By: Samuel Greengard
In the last few years, many organizations have grappled with the task of managing customer relationships effectively. As traditional communication channels, such as print, have morphed into a growing tangle of electronic offerings, the tools and methods required to connect with customers have undergone a fundamental change.
Nowhere are the challenges more acute than in the mobile arena.
“Organizations face enormous challenges and opportunities in today’s business environment,” said David Nichols, America’s leader in the CIO Services Practice at Ernst & Young. “A well-defined mobile strategy is now a critical part of how a company deals with its customers.”
How can organizations define a basic customer-focused mobile strategy? How can they use mobile applications and tools to fully engage customers and boost loyalty? And how can they cope with customer-driven IT decision making and generations of tools that change in the blink of an eye? There are no easy answers.
The first thing to understand is that interaction in the mobile space is “fundamentally different” than it is any other channel, including standard Web browsing, observes Andrew Borg, an analyst with the Aberdeen Group.
While most industry observers are busy trumpeting the consumerization of IT, Borg is taking a somewhat contrarian view and describing the current environment as the “IT-erization” of consumers. Either way, “They’ve taken the reins and they now dictate what types of tools and systems organizations will use to interact with their customers,” said Borg. Above all else, this means that retailers and others must create a stellar user experience, both visually and functionally.
“It’s not enough to simply port over a Web app to a smartphone or tablet,” Borg said.

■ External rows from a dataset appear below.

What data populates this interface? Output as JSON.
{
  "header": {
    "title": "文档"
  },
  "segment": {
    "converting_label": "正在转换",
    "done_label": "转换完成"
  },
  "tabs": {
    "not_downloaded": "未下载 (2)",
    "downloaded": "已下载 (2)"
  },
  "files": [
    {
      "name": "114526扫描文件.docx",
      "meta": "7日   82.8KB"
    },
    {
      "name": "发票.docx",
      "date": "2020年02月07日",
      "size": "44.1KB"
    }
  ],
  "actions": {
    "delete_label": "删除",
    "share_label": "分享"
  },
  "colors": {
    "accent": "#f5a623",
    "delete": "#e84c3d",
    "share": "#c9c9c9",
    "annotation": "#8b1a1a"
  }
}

In fact, it’s increasingly necessary to optimize a site and performance for different types of devices: plain old cell phones, smartphones and tablets, as well as laptops and desktop PCs with a standard Web browser.
“The bar is set extremely high with mobile apps,” said Borg. “Consumers are demanding this level of usability and performance across the device spectrum, and they bring these demands into the workplace as well.”
Moreover, it’s critical to incorporate the range of capabilities that a device offers. All the various sensors embedded in a device must become part of the developer’s toolset. These include GPS, cameras, audio, WiFi, accelerometers and other capabilities. It also means tying into social media and other tools to create features that didn’t exist-and in some cases couldn’t have been imagined-only a few years ago.
As Nichols puts it: “The sum of the technologies is greater than the individual parts.”
A Mobile Initiative Must Be a Good Fit for the Organization
Putting Mobile to Work
Above all else, a mobile initiative must be a good fit for the organization and its customers, but this could be difficult to achieve, given today’s tight budgets, limited development capabilities and constant change. In many cases, a business must decide what provides the biggest boost to the customer’s actual experience.
“Simply having a mobile app or offering one isn’t good enough,” Borg explains. “Unless an app can increase end-user intimacy, transaction rates and the overall business value there’s really no point.”
Borg believes that organizations must pay close attention to digital marketing tools, electronic coupons, proximity-based promotions, digital wallets, loyalty data and more. Although all the technology pieces haven’t yet come together to create a seamless solution, it’s only a matter of time.
“The mobile environment is moving extraordinarily fast,” Borg said. “Mobile-enabled commerce is without a doubt one of the biggest, unrealized opportunities before us.”
Nichols adds that it’s important to put analytics and big data to use-while recognizing that “different groups and subcultures are reachable via mobile devices and mobile platforms.” It’s also possible to target customers and interact with them using GPS data, social media feeds and other tools.
“We have entered a new era, and companies must understand that the customer now drives the technology that’s used, how it’s used and how the overall communication process will take place,” Nichols said.